RECORDS PROVIDED:
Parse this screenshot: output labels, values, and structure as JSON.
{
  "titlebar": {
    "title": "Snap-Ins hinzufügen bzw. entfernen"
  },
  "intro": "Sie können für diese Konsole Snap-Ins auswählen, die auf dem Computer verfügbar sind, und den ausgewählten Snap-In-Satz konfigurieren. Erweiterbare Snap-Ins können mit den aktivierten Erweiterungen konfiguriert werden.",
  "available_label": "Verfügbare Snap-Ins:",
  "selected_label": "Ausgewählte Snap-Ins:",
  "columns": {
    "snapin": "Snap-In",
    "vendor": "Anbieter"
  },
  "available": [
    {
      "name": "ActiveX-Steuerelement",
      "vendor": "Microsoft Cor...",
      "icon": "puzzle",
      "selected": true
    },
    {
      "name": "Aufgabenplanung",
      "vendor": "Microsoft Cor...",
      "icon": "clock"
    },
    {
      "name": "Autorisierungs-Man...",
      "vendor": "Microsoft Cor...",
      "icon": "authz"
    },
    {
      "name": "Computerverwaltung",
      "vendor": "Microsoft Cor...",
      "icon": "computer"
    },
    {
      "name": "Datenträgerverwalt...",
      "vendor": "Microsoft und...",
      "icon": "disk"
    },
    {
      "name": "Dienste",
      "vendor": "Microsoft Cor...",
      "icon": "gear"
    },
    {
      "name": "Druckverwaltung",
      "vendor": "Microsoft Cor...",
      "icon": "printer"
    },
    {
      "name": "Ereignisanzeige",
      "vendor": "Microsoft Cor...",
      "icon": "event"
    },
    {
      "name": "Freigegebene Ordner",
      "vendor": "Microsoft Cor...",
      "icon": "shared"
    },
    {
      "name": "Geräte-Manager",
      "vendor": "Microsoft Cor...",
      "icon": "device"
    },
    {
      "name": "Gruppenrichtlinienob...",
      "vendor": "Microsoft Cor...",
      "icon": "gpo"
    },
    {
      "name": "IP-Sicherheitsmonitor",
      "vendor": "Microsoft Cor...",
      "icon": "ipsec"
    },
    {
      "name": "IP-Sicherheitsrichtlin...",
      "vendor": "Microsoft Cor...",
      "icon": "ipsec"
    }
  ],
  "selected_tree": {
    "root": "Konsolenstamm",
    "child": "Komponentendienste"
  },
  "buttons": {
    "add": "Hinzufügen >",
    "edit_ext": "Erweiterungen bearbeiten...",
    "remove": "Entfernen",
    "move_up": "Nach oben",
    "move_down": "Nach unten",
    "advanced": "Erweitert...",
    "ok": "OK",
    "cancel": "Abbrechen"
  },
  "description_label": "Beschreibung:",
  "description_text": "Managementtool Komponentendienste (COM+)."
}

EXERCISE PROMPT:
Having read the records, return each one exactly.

SOLUTION:
Parse this screenshot: output labels, values, and structure as JSON.
{
  "titlebar": {
    "title": "Snap-Ins hinzufügen bzw. entfernen"
  },
  "intro": "Sie können für diese Konsole Snap-Ins auswählen, die auf dem Computer verfügbar sind, und den ausgewählten Snap-In-Satz konfigurieren. Erweiterbare Snap-Ins können mit den aktivierten Erweiterungen konfiguriert werden.",
  "available_label": "Verfügbare Snap-Ins:",
  "selected_label": "Ausgewählte Snap-Ins:",
  "columns": {
    "snapin": "Snap-In",
    "vendor": "Anbieter"
  },
  "available": [
    {
      "name": "ActiveX-Steuerelement",
      "vendor": "Microsoft Cor...",
      "icon": "puzzle",
      "selected": true
    },
    {
      "name": "Aufgabenplanung",
      "vendor": "Microsoft Cor...",
      "icon": "clock"
    },
    {
      "name": "Autorisierungs-Man...",
      "vendor": "Microsoft Cor...",
      "icon": "authz"
    },
    {
      "name": "Computerverwaltung",
      "vendor": "Microsoft Cor...",
      "icon": "computer"
    },
    {
      "name": "Datenträgerverwalt...",
      "vendor": "Microsoft und...",
      "icon": "disk"
    },
    {
      "name": "Dienste",
      "vendor": "Microsoft Cor...",
      "icon": "gear"
    },
    {
      "name": "Druckverwaltung",
      "vendor": "Microsoft Cor...",
      "icon": "printer"
    },
    {
      "name": "Ereignisanzeige",
      "vendor": "Microsoft Cor...",
      "icon": "event"
    },
    {
      "name": "Freigegebene Ordner",
      "vendor": "Microsoft Cor...",
      "icon": "shared"
    },
    {
      "name": "Geräte-Manager",
      "vendor": "Microsoft Cor...",
      "icon": "device"
    },
    {
      "name": "Gruppenrichtlinienob...",
      "vendor": "Microsoft Cor...",
      "icon": "gpo"
    },
    {
      "name": "IP-Sicherheitsmonitor",
      "vendor": "Microsoft Cor...",
      "icon": "ipsec"
    },
    {
      "name": "IP-Sicherheitsrichtlin...",
      "vendor": "Microsoft Cor...",
      "icon": "ipsec"
    }
  ],
  "selected_tree": {
    "root": "Konsolenstamm",
    "child": "Komponentendienste"
  },
  "buttons": {
    "add": "Hinzufügen >",
    "edit_ext": "Erweiterungen bearbeiten...",
    "remove": "Entfernen",
    "move_up": "Nach oben",
    "move_down": "Nach unten",
    "advanced": "Erweitert...",
    "ok": "OK",
    "cancel": "Abbrechen"
  },
  "description_label": "Beschreibung:",
  "description_text": "Managementtool Komponentendienste (COM+)."
}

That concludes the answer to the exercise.